One of the best ways to get the capital for the startup of a small business idea without tapping out savings resources, taking bank loans or knocking on investors doors is to look for crowdfunding. Crowdfunding essentially means a group of people would support and fund your project via the internet. These individuals would generally be a part of a crowdfunding website and would be on the lookout for prospective business ideas to invest in. And if they like your idea, they would contact you about investing a small amount in it.
Crowdfunding is quite popular, and can be the perfect way to fund your business. However, you need to be extremely careful of the particular website you choose to crowdfund your business idea, lest you run into a fraudulent site. Here are some of the most popular crowdfunding websites for business startups that you can choose from.
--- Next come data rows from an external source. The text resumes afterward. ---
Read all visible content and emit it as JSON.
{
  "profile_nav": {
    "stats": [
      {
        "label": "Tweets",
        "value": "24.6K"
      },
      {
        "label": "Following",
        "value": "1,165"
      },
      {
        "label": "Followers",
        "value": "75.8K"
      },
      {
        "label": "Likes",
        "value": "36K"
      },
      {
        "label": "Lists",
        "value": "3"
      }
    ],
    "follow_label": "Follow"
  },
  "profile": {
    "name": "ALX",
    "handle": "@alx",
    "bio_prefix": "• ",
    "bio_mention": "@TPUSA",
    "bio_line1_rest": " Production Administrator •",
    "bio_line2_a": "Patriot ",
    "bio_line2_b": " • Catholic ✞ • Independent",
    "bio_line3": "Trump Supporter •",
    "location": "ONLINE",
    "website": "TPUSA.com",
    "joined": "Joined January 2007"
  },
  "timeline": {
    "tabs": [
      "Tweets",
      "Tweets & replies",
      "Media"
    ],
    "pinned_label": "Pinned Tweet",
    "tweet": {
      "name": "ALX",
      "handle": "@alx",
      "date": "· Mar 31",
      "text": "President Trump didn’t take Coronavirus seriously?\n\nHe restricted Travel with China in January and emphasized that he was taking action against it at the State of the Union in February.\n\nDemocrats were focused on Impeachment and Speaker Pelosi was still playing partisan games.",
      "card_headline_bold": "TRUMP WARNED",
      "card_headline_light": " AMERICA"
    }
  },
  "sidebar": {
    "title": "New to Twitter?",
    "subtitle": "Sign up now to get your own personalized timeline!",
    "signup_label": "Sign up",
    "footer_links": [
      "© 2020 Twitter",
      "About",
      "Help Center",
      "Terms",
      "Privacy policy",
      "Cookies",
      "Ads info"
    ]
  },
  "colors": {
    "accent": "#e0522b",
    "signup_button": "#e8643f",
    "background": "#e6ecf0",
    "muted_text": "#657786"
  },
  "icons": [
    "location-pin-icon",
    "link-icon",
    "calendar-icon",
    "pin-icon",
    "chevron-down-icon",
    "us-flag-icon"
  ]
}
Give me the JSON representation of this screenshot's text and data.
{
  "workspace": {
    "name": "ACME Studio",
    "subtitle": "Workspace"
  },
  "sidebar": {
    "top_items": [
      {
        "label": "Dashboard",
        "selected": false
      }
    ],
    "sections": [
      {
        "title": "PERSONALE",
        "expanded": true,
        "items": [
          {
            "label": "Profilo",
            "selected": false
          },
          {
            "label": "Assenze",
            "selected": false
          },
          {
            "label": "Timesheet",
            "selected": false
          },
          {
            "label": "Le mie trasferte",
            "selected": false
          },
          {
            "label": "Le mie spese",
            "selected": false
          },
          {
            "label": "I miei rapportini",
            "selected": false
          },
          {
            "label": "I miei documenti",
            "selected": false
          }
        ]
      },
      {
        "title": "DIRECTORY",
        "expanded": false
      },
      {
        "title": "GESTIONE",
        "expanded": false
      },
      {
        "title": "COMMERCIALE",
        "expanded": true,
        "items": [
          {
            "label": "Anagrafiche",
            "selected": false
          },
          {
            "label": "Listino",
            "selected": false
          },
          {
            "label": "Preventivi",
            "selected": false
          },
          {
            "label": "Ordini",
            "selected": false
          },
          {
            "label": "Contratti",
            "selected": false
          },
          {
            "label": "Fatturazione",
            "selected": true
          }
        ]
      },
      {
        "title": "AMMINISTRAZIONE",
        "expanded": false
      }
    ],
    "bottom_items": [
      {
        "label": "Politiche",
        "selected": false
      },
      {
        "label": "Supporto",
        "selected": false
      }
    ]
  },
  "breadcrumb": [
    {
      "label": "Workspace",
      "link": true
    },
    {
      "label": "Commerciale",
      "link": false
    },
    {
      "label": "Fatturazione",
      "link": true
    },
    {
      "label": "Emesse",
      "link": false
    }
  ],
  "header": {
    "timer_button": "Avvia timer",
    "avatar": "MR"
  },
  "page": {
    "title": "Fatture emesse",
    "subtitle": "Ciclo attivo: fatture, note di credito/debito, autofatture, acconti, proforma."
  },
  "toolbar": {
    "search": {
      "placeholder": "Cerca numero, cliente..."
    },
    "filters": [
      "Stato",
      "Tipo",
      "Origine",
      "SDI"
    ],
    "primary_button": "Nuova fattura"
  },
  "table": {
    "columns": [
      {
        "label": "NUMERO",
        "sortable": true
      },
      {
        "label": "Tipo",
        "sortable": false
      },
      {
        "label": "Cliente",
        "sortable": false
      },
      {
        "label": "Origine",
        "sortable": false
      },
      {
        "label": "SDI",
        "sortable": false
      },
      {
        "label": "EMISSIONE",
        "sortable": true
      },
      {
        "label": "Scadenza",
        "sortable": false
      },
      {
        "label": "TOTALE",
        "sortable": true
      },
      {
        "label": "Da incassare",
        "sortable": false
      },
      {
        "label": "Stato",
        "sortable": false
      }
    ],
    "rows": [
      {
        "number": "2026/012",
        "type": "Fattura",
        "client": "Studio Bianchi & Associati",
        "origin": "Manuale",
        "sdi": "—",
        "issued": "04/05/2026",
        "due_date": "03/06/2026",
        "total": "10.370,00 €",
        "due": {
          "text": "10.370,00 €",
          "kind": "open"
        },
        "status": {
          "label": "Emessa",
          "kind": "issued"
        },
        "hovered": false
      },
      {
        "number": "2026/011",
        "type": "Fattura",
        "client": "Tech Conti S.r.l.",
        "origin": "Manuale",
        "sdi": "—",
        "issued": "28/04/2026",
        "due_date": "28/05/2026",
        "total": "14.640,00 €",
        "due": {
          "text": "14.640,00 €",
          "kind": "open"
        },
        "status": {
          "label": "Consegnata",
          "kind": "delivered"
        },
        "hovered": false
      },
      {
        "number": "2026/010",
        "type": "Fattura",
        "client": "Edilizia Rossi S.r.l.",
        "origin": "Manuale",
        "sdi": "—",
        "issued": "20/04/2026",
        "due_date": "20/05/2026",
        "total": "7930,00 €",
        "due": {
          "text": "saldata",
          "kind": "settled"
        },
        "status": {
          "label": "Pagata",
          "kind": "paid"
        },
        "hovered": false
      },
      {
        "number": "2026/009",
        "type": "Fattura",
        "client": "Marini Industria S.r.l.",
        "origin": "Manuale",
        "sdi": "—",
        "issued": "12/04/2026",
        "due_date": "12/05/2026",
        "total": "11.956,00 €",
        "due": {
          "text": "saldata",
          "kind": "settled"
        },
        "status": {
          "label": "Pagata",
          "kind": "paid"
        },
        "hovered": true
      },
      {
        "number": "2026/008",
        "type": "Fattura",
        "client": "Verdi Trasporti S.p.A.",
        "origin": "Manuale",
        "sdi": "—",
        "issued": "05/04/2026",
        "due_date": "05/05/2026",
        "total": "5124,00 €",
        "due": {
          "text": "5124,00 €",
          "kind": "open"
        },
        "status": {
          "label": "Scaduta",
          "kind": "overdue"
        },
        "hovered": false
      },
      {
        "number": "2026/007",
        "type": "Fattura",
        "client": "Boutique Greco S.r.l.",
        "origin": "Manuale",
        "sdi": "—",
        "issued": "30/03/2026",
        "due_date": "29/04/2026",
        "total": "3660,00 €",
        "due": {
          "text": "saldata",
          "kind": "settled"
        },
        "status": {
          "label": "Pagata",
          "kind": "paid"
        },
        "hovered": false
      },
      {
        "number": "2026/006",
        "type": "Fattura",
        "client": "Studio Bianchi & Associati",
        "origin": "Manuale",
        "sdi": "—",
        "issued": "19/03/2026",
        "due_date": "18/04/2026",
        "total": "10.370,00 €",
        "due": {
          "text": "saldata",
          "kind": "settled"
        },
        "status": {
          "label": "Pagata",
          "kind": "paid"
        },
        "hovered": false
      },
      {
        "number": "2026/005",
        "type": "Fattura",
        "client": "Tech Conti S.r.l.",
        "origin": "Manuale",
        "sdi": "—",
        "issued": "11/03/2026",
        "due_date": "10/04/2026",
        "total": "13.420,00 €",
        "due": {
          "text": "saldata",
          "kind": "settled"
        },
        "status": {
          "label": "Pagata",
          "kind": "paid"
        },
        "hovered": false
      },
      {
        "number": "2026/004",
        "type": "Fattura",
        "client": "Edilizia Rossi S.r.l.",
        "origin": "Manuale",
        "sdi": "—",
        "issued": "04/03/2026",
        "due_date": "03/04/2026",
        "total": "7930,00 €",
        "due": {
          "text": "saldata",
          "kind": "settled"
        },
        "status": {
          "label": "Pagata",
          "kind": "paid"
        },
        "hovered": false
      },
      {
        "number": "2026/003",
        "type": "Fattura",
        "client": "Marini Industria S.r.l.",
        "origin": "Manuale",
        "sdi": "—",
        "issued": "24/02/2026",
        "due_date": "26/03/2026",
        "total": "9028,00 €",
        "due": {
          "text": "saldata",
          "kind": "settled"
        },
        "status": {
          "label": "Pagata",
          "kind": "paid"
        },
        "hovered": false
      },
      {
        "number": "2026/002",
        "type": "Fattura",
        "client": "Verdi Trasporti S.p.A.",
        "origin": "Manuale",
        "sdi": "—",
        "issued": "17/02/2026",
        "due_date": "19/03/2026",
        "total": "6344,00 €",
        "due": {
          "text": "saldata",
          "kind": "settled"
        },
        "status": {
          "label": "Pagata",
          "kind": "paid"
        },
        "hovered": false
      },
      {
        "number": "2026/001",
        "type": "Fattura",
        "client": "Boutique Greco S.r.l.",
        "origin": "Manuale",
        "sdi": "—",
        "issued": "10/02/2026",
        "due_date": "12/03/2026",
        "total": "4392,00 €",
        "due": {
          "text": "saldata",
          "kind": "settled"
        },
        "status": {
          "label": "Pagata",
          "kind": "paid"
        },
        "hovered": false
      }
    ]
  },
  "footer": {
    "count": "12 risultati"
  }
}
Kickstarter is a really popular crowdfunding website in the UK and US that supports individual with business ideas related to technology, theater, art, dance, comics, fashion, design, music, games, publishing and photography etc. Officially launched in 2009, the site has helped over 42,000 budding entrepreneurs to establish their businesses, raising a total of over $649 million for the same. The site also offers a lot of useful resources for its users to start and manage successful campaigns. Users would have to pay back about 5 percent if they reach their target in addition to a payment processing fee.
Like Kickstarter, Indiegogo is a crowdfunding website that lets anyone with a proper idea build and manage an online campaign, in addition to raising money for the same. The site offers online support and backup for business ideas related to the fields of filming, gaming, education, design, technology and mobile etc. It has widgets that allows users to integrate their site profiles with their profiles in other social media networks like twitter and Facebook. These widgets also allow users to raise money by showing their campaign in these social media platforms.
The site charges a 4 percent fee as soon as users meet their goal (funds) and a basic payment processing fee. Users get to keep the rest of the money that they raise through the campaigns on the site. And the analytics tool helps them keep a track on who contributed how much to the campaign (would become extremely useful during payback). Another added highlight is the Indiegogo’s Crowdfunding Tips for Campaigners tool that gives users useful insights into setting up and managing a campaign till the very end.
No other site is more flexible than ProFounder which lets your company be yours (and remain yours till the end) while you campaign for funds. The site offers users plenty of interesting widgets that would allow them to start/manage campaigns, create a pitch and negotiate their own terms. Accordingly, users can choose how much revenue they want to share with whom, and for how many years they want to do so. Payments to investors are also flexible (not fixed amounts) and would depend on the success of the business to a large extent. The site’s widgets also allows users to calculate payments for individual investors on a quarterly basis (including due dates and funds distribution). The site charges a 5 percent fee once users reach their target (needed funds).
And finally, there’s RocketHub, a site that creatively labels its users and contributors as creatives and fuelers respectively. Users can submit their ideas/projects to the section called ‘Launchpad’ for raising funds (aka fueling). Based on their campaigns, users are given badges and rewards to highlight their enthusiasm and success. Users can also keep the money that they raise albeit a processing fee of 8 percent that needs to be given to the site once the target is reached.